───── SUPPLIED RECORDS ─────
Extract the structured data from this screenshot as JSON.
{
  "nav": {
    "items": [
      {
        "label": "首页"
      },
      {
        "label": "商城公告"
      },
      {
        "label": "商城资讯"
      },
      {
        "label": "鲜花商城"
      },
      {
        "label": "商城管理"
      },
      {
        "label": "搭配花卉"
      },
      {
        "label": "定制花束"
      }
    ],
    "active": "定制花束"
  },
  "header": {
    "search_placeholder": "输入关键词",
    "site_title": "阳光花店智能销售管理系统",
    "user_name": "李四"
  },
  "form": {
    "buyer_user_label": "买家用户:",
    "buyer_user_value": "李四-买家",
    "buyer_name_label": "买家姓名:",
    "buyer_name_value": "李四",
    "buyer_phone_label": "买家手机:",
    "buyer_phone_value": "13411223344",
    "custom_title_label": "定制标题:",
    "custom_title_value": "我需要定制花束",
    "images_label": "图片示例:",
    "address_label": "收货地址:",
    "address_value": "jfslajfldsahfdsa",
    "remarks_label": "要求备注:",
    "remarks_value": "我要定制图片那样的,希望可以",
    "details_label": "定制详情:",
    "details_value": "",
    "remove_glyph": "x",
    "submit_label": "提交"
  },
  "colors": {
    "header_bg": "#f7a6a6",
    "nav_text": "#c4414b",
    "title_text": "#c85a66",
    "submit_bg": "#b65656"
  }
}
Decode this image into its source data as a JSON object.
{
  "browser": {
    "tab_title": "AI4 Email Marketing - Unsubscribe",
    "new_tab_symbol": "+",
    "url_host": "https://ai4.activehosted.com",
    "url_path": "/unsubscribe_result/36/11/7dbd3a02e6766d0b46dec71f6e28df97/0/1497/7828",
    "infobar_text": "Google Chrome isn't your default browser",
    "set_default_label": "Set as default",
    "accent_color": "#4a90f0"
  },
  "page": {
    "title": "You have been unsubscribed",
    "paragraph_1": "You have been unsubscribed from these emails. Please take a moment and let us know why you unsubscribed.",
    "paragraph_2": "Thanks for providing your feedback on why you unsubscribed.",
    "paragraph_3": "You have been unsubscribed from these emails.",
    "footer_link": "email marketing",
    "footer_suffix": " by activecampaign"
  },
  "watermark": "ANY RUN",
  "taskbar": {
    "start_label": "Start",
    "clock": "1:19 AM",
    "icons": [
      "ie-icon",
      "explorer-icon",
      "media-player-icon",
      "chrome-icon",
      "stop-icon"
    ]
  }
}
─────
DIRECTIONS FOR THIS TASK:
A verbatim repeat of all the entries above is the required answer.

RESPONSE:
Extract the structured data from this screenshot as JSON.
{
  "nav": {
    "items": [
      {
        "label": "首页"
      },
      {
        "label": "商城公告"
      },
      {
        "label": "商城资讯"
      },
      {
        "label": "鲜花商城"
      },
      {
        "label": "商城管理"
      },
      {
        "label": "搭配花卉"
      },
      {
        "label": "定制花束"
      }
    ],
    "active": "定制花束"
  },
  "header": {
    "search_placeholder": "输入关键词",
    "site_title": "阳光花店智能销售管理系统",
    "user_name": "李四"
  },
  "form": {
    "buyer_user_label": "买家用户:",
    "buyer_user_value": "李四-买家",
    "buyer_name_label": "买家姓名:",
    "buyer_name_value": "李四",
    "buyer_phone_label": "买家手机:",
    "buyer_phone_value": "13411223344",
    "custom_title_label": "定制标题:",
    "custom_title_value": "我需要定制花束",
    "images_label": "图片示例:",
    "address_label": "收货地址:",
    "address_value": "jfslajfldsahfdsa",
    "remarks_label": "要求备注:",
    "remarks_value": "我要定制图片那样的,希望可以",
    "details_label": "定制详情:",
    "details_value": "",
    "remove_glyph": "x",
    "submit_label": "提交"
  },
  "colors": {
    "header_bg": "#f7a6a6",
    "nav_text": "#c4414b",
    "title_text": "#c85a66",
    "submit_bg": "#b65656"
  }
}
Decode this image into its source data as a JSON object.
{
  "browser": {
    "tab_title": "AI4 Email Marketing - Unsubscribe",
    "new_tab_symbol": "+",
    "url_host": "https://ai4.activehosted.com",
    "url_path": "/unsubscribe_result/36/11/7dbd3a02e6766d0b46dec71f6e28df97/0/1497/7828",
    "infobar_text": "Google Chrome isn't your default browser",
    "set_default_label": "Set as default",
    "accent_color": "#4a90f0"
  },
  "page": {
    "title": "You have been unsubscribed",
    "paragraph_1": "You have been unsubscribed from these emails. Please take a moment and let us know why you unsubscribed.",
    "paragraph_2": "Thanks for providing your feedback on why you unsubscribed.",
    "paragraph_3": "You have been unsubscribed from these emails.",
    "footer_link": "email marketing",
    "footer_suffix": " by activecampaign"
  },
  "watermark": "ANY RUN",
  "taskbar": {
    "start_label": "Start",
    "clock": "1:19 AM",
    "icons": [
      "ie-icon",
      "explorer-icon",
      "media-player-icon",
      "chrome-icon",
      "stop-icon"
    ]
  }
}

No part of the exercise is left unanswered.